The HTML::TreeBuilder source may seem long and complex, but it is rather well commented, and symbol names are generally self-explanatory. (You are encouraged to read the Mozilla HTML parser source for comparison.) Some of the complexity comes from little-used features, and some of it comes from having the HTML tokenizer (HTML::Parser) being a separate module, requiring somewhat of a different interface than you'd find in a combined tokenizer and tree-builder. But most of the length of the source comes from the fact that it's essentially a long list of special cases, with lots and lots of sanity-checking, and sanity-recovery -- because, as Roseanne Rosannadanna once said, ``it's always something''.

Users looking to compare several HTML parsers should look at the source for Raggett's Tidy (<>), Mozilla (<>), and possibly root around the browsers section of Yahoo to find the various open-source ones (<>).


* Framesets seem to work correctly now. Email me if you get a strange parse from a document with framesets.

* Really bad HTML code will, often as not, make for a somewhat objectionable parse tree. Regrettable, but unavoidably true.

* If you're running with implicit_tags off (God help you!), consider that $tree->content_list probably contains the tree or grove from the parse, and not $tree itself (which will, oddly enough, be an implicit 'html' element). This seems counter-intuitive and problematic; but seeing as how almost no HTML ever parses correctly with implicit_tags off, this interface oddity seems the least of your problems.


When a document parses in a way different from how you think it should, I ask that you report this to me as a bug. The first thing you should do is copy the document, trim out as much of it as you can while still producing the bug in question, and then email me that mini-document and the code you're using to parse it, at Include a note as to how it parses (presumably including its $tree->dump output), and then a careful and clear explanation of where you think the parser is going astray, and how you would prefer that it work instead.


the HTML::Tree manpage; the HTML::Parser manpage, the HTML::Element manpage, the HTML::Tagset manpage

the HTML::DOMbo manpage


Copyright 1995-1998 Gisle Aas; copyright 1999-2001 Sean M. Burke.
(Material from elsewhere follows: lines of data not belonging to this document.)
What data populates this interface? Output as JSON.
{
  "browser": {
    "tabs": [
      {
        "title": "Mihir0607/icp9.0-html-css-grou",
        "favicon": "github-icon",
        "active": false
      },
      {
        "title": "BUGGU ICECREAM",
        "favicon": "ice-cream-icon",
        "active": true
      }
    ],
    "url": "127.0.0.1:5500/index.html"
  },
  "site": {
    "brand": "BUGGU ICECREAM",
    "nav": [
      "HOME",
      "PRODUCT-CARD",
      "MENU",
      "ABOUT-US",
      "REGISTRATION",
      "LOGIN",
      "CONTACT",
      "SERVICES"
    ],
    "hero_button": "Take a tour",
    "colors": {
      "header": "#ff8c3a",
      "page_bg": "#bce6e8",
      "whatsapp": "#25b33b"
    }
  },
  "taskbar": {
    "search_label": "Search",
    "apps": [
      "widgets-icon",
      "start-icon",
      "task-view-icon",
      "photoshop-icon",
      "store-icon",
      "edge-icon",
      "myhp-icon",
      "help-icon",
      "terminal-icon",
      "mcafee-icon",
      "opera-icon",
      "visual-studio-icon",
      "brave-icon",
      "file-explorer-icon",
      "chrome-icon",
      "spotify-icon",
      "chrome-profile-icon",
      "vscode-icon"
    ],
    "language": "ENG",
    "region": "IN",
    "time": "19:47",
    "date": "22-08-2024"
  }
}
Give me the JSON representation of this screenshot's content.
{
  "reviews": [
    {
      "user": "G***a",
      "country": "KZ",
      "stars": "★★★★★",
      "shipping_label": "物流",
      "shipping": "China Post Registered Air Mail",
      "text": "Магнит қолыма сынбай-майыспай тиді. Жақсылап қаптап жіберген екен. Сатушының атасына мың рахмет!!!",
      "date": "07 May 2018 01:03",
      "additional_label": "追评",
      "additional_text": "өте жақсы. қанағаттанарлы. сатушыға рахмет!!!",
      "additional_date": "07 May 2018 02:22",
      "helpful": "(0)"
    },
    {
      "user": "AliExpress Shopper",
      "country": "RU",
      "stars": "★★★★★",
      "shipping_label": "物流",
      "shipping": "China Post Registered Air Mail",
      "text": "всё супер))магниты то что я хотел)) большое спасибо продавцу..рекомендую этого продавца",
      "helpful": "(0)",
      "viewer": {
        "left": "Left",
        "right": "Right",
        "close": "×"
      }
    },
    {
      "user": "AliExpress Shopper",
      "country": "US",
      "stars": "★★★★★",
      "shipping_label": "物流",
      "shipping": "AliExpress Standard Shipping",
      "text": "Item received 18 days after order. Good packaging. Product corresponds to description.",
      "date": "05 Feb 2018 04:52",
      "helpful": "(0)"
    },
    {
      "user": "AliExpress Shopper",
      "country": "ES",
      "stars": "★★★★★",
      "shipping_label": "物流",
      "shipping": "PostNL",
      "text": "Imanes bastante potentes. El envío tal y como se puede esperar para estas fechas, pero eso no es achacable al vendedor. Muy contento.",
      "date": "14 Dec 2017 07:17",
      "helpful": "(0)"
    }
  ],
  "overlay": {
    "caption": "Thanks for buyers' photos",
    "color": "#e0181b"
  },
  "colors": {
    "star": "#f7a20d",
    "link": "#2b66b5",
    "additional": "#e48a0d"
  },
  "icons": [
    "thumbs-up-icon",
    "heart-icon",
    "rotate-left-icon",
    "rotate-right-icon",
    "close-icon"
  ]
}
This library is free software; you can redistribute it and/or modify it under the same terms as Perl itself.

This program is distributed in the hope that it will be useful, but without any warranty; without even the implied warranty of merchantability or fitness for a particular purpose.


Original author Gisle Aas <>; current maintainer Sean M. Burke, <>

 HTML::TreeBuilder - Parser that builds a HTML syntax tree